President Rodrigo Duterte had decided which vaccine brand to receive and he remained “consistent” with his earlier pronouncements that it would come from China, Malacañang said Thursday.

Presidential spokesperson Secretary Harry Roque said the Philippine leader has made up his mind on the matter and he himself would announce it.

“I know of the decision of the President already. I can say that the President’s decision is consistent but he prefers Chinese. But I am not at authority to publicize that decision,” Roque told reporters in a press conference.

The Palace official also said the chief executive would announce whether he would receive the vaccine in private.

“I will let the President make public his decision soon,” he said.

Covid-19 vaccines from Chinese firms Sinopharm and Sinovac have passed their respective Phase 3 clinical trials, with varying efficacy rates.

Sinopharm announced last year that the vaccine’s final trial found it was 79 percent effective ― lower than that of Pfizer and Moderna.

Sinovac’s vaccine, meanwhile, reported it had a 50.65 percent efficacy rate against Covid-19 in the Brazil trial which had recruited 12,396 medical workers older than 18. But the jab also recorded 91.25 percent and 65.3 percent success rates from the trials in Turkey and Indonesia, respectively.

Both vaccines incorporated inactivated viruses, where the intact Sars-CoV2 virus that causes Covid-19 is killed and mixed with chemicals that stimulate an immune response.

The vaccines, both from Sinopharm and Sinovac, also prevented participants from developing severe disease with complications that would hospitalize them. There were no severe side effects with either vaccine.
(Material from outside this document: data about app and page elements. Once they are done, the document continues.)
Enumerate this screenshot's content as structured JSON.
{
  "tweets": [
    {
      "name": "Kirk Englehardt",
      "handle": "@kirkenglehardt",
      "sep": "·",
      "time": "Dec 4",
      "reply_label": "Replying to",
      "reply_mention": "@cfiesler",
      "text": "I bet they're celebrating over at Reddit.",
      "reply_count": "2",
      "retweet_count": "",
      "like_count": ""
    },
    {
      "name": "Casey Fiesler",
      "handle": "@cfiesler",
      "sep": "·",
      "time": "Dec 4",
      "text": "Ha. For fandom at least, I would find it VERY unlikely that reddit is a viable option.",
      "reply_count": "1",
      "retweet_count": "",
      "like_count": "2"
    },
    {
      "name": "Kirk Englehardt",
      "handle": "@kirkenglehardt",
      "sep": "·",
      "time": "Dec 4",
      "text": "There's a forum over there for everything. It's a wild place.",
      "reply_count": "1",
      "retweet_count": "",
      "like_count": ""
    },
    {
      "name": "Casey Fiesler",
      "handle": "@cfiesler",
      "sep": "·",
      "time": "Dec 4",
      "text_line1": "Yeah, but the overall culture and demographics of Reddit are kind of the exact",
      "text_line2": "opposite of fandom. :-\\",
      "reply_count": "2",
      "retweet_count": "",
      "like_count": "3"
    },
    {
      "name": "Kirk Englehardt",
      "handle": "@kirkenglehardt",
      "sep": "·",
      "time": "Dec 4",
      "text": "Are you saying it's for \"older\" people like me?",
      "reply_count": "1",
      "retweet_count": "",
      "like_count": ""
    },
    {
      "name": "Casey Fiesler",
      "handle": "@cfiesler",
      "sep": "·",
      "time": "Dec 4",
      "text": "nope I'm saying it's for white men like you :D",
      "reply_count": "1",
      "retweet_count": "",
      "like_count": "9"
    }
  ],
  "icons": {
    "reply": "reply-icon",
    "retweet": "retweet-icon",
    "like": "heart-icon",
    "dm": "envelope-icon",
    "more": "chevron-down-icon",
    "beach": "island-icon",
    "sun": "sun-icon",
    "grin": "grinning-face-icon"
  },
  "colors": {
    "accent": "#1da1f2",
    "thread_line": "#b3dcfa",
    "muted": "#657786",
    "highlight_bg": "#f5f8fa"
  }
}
Both vaccines were also approved for public use in China. Sinopharm’s jab was cleared by Beijing’s product regulators in December, while Sinovac’s vaccine was approved on Saturday.

Its doses can be stored in a standard refrigerator at temperatures of 2 to 8 degrees Celsius, and can remain stable for up to 3 years.

Last Tuesday, Roque said Duterte would seek his physician’s opinion about which Covid-19 vaccine brand to get, adding that the framework developed by the Food and Drug Administration would be considered.

He also said earlier that the President would no longer consider to receive a vaccine in public, even though the move was seen to boost Filipinos’ confidence in serums.

A recent Pulse Asia survey found that nearly half of 47 percent of 2,400 Filipino respondents will reject Covid-19 vaccine even if it becomes available.

The survey showed that concern about the safety of the vaccines is the primary reason for those who will reject it. Such sentiment was highest in Metro Manila, the epicenter of the Covid-19 outbreak in the Philippines.